## Description of the task
Going line by line through the records below, count those containing the word "extrude", then give only the count.
** Given records follows **
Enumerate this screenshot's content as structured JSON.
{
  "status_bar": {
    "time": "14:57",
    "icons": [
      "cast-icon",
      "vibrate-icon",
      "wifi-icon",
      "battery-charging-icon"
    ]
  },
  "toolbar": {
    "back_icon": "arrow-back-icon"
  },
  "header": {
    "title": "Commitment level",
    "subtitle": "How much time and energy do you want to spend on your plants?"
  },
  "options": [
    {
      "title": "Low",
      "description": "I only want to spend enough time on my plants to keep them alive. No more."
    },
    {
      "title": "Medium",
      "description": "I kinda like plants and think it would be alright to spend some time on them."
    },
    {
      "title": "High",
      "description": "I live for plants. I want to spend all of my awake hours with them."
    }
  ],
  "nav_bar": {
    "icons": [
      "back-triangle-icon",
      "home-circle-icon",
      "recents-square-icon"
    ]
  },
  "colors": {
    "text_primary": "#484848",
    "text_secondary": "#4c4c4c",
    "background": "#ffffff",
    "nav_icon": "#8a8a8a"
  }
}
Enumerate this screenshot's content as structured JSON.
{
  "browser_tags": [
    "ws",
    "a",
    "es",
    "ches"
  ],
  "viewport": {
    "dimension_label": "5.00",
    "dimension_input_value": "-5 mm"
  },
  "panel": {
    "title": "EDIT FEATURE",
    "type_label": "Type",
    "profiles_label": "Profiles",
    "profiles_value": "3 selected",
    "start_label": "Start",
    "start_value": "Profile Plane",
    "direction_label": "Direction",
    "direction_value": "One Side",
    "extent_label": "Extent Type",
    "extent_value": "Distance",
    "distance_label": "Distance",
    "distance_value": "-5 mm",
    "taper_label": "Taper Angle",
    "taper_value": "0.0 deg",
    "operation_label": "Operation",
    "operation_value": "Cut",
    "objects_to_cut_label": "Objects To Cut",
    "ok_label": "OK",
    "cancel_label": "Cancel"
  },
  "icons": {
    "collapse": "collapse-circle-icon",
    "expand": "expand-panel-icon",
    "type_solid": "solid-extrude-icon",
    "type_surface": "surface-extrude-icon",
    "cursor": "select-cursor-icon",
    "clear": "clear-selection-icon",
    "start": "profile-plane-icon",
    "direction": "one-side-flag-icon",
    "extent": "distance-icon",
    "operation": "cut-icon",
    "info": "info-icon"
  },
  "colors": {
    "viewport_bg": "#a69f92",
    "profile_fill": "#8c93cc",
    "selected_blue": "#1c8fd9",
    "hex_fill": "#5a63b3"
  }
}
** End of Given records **
## Written answer
2